Entries from a dataset of interfaces:
--- --- ---

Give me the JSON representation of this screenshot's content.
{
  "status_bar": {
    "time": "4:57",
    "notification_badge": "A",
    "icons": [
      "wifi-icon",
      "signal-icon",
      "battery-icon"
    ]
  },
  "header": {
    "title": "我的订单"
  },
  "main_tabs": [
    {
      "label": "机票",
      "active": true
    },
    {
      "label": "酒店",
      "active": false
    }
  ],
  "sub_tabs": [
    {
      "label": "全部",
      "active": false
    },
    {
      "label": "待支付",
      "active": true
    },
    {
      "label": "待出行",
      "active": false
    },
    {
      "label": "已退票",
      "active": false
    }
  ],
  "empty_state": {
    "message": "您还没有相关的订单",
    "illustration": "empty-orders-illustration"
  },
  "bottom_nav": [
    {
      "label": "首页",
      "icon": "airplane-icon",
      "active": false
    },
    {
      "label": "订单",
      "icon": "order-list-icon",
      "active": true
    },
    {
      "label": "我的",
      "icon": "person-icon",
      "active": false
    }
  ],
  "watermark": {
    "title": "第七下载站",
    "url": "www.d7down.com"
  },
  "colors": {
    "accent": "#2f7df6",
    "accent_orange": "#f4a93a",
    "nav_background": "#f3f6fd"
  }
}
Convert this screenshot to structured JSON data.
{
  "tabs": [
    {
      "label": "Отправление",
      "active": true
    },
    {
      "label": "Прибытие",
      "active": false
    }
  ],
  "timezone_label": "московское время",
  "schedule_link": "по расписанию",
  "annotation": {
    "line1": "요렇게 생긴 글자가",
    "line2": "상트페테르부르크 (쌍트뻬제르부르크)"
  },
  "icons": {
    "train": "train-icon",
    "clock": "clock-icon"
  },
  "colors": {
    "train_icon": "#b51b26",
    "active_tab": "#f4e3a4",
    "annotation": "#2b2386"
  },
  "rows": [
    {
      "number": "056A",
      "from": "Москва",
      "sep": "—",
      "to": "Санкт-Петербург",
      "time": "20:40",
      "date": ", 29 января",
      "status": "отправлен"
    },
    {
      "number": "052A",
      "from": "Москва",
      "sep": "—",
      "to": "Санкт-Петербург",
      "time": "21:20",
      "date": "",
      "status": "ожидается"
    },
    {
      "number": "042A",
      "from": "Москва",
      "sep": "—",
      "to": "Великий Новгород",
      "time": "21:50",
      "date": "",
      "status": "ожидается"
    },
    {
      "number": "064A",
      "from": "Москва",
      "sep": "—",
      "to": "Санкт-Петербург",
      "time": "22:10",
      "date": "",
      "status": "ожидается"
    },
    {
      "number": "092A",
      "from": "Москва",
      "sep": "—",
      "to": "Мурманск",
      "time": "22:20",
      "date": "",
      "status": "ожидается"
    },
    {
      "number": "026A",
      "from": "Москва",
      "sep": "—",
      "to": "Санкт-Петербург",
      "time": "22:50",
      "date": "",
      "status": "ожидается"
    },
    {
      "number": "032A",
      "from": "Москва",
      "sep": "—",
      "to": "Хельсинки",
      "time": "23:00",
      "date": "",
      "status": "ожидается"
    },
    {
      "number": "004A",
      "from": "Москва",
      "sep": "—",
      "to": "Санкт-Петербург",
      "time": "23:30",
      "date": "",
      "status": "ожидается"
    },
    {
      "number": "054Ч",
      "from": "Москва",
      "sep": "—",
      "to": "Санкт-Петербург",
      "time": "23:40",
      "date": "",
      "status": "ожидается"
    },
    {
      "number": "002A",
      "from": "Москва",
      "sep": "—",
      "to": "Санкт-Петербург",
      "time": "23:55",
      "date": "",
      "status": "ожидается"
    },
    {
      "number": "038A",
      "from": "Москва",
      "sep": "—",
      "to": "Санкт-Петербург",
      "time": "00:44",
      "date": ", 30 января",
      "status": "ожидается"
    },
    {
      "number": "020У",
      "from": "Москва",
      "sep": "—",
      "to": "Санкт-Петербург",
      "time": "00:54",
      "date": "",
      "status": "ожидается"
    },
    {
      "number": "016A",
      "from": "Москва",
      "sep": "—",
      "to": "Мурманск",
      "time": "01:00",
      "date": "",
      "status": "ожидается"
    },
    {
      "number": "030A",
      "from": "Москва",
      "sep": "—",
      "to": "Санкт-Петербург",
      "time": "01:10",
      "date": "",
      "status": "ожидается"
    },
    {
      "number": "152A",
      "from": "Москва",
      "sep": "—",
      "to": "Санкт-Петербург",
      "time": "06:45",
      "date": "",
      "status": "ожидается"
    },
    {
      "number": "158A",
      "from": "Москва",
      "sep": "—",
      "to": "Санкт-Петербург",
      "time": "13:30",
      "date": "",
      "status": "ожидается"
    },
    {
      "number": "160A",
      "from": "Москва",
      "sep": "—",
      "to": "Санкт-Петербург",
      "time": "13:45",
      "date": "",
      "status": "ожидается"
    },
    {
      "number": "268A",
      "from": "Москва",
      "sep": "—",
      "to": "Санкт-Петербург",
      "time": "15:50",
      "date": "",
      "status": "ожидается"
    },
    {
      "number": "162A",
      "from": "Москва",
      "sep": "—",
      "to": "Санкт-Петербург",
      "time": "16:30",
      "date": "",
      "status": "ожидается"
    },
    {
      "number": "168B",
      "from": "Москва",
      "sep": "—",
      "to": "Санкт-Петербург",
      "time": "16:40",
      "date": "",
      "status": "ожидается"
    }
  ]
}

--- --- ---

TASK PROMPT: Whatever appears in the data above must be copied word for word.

RESPONSE AREA:
Give me the JSON representation of this screenshot's content.
{
  "status_bar": {
    "time": "4:57",
    "notification_badge": "A",
    "icons": [
      "wifi-icon",
      "signal-icon",
      "battery-icon"
    ]
  },
  "header": {
    "title": "我的订单"
  },
  "main_tabs": [
    {
      "label": "机票",
      "active": true
    },
    {
      "label": "酒店",
      "active": false
    }
  ],
  "sub_tabs": [
    {
      "label": "全部",
      "active": false
    },
    {
      "label": "待支付",
      "active": true
    },
    {
      "label": "待出行",
      "active": false
    },
    {
      "label": "已退票",
      "active": false
    }
  ],
  "empty_state": {
    "message": "您还没有相关的订单",
    "illustration": "empty-orders-illustration"
  },
  "bottom_nav": [
    {
      "label": "首页",
      "icon": "airplane-icon",
      "active": false
    },
    {
      "label": "订单",
      "icon": "order-list-icon",
      "active": true
    },
    {
      "label": "我的",
      "icon": "person-icon",
      "active": false
    }
  ],
  "watermark": {
    "title": "第七下载站",
    "url": "www.d7down.com"
  },
  "colors": {
    "accent": "#2f7df6",
    "accent_orange": "#f4a93a",
    "nav_background": "#f3f6fd"
  }
}
Convert this screenshot to structured JSON data.
{
  "tabs": [
    {
      "label": "Отправление",
      "active": true
    },
    {
      "label": "Прибытие",
      "active": false
    }
  ],
  "timezone_label": "московское время",
  "schedule_link": "по расписанию",
  "annotation": {
    "line1": "요렇게 생긴 글자가",
    "line2": "상트페테르부르크 (쌍트뻬제르부르크)"
  },
  "icons": {
    "train": "train-icon",
    "clock": "clock-icon"
  },
  "colors": {
    "train_icon": "#b51b26",
    "active_tab": "#f4e3a4",
    "annotation": "#2b2386"
  },
  "rows": [
    {
      "number": "056A",
      "from": "Москва",
      "sep": "—",
      "to": "Санкт-Петербург",
      "time": "20:40",
      "date": ", 29 января",
      "status": "отправлен"
    },
    {
      "number": "052A",
      "from": "Москва",
      "sep": "—",
      "to": "Санкт-Петербург",
      "time": "21:20",
      "date": "",
      "status": "ожидается"
    },
    {
      "number": "042A",
      "from": "Москва",
      "sep": "—",
      "to": "Великий Новгород",
      "time": "21:50",
      "date": "",
      "status": "ожидается"
    },
    {
      "number": "064A",
      "from": "Москва",
      "sep": "—",
      "to": "Санкт-Петербург",
      "time": "22:10",
      "date": "",
      "status": "ожидается"
    },
    {
      "number": "092A",
      "from": "Москва",
      "sep": "—",
      "to": "Мурманск",
      "time": "22:20",
      "date": "",
      "status": "ожидается"
    },
    {
      "number": "026A",
      "from": "Москва",
      "sep": "—",
      "to": "Санкт-Петербург",
      "time": "22:50",
      "date": "",
      "status": "ожидается"
    },
    {
      "number": "032A",
      "from": "Москва",
      "sep": "—",
      "to": "Хельсинки",
      "time": "23:00",
      "date": "",
      "status": "ожидается"
    },
    {
      "number": "004A",
      "from": "Москва",
      "sep": "—",
      "to": "Санкт-Петербург",
      "time": "23:30",
      "date": "",
      "status": "ожидается"
    },
    {
      "number": "054Ч",
      "from": "Москва",
      "sep": "—",
      "to": "Санкт-Петербург",
      "time": "23:40",
      "date": "",
      "status": "ожидается"
    },
    {
      "number": "002A",
      "from": "Москва",
      "sep": "—",
      "to": "Санкт-Петербург",
      "time": "23:55",
      "date": "",
      "status": "ожидается"
    },
    {
      "number": "038A",
      "from": "Москва",
      "sep": "—",
      "to": "Санкт-Петербург",
      "time": "00:44",
      "date": ", 30 января",
      "status": "ожидается"
    },
    {
      "number": "020У",
      "from": "Москва",
      "sep": "—",
      "to": "Санкт-Петербург",
      "time": "00:54",
      "date": "",
      "status": "ожидается"
    },
    {
      "number": "016A",
      "from": "Москва",
      "sep": "—",
      "to": "Мурманск",
      "time": "01:00",
      "date": "",
      "status": "ожидается"
    },
    {
      "number": "030A",
      "from": "Москва",
      "sep": "—",
      "to": "Санкт-Петербург",
      "time": "01:10",
      "date": "",
      "status": "ожидается"
    },
    {
      "number": "152A",
      "from": "Москва",
      "sep": "—",
      "to": "Санкт-Петербург",
      "time": "06:45",
      "date": "",
      "status": "ожидается"
    },
    {
      "number": "158A",
      "from": "Москва",
      "sep": "—",
      "to": "Санкт-Петербург",
      "time": "13:30",
      "date": "",
      "status": "ожидается"
    },
    {
      "number": "160A",
      "from": "Москва",
      "sep": "—",
      "to": "Санкт-Петербург",
      "time": "13:45",
      "date": "",
      "status": "ожидается"
    },
    {
      "number": "268A",
      "from": "Москва",
      "sep": "—",
      "to": "Санкт-Петербург",
      "time": "15:50",
      "date": "",
      "status": "ожидается"
    },
    {
      "number": "162A",
      "from": "Москва",
      "sep": "—",
      "to": "Санкт-Петербург",
      "time": "16:30",
      "date": "",
      "status": "ожидается"
    },
    {
      "number": "168B",
      "from": "Москва",
      "sep": "—",
      "to": "Санкт-Петербург",
      "time": "16:40",
      "date": "",
      "status": "ожидается"
    }
  ]
}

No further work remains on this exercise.